Knowledge As Power in Law and Science

Knowledge As Power in Law and Science

Professor David Kennedy, Professor Sheila Jasanoff
Spring 2021 course
M 5:00pm - 7:00pm
1 classroom credit

Prerequisite: By permission. Interested students should send the faculty a short statement of interest.

Exam Type: No Exam
Evaluation is a final take home essay.

How do ideas about law and science shape the contours of the contemporary world? Knowledge underwrites legal authority – but how exactly? How do ideas about what is natural, right or ordained become powerful, hegemonic? Both law and science rely on experts to define the basic coordinates by which we locate ourselves and recognize each other, as members of collectives, actors in institutions, and selves possessing subjectivity. But how does each conceive the other's role, and affirm or resist it? In this course, we will read and discuss literature from social theory, law, and science and technology studies that bears on these questions, alongside case studies that illuminate expertise in action in a variety of professional, scientific, and legal settings.

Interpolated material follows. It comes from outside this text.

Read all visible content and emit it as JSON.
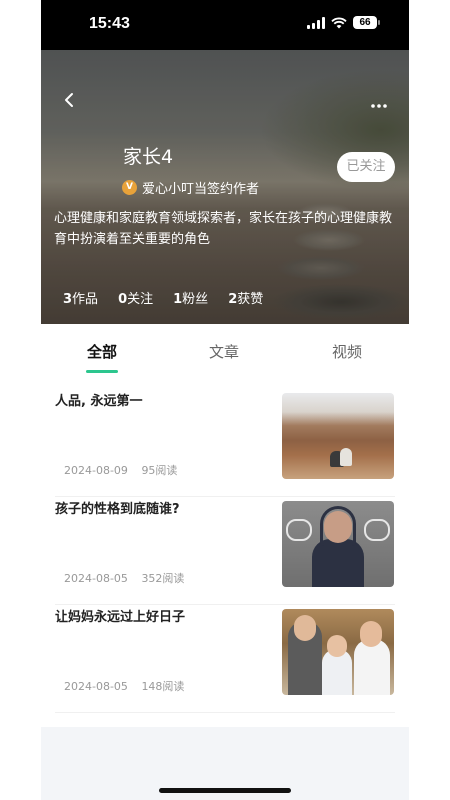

Note: This course is jointly-listed with HKS as IGA-518.

Subject Areas: Disciplinary Perspectives & Law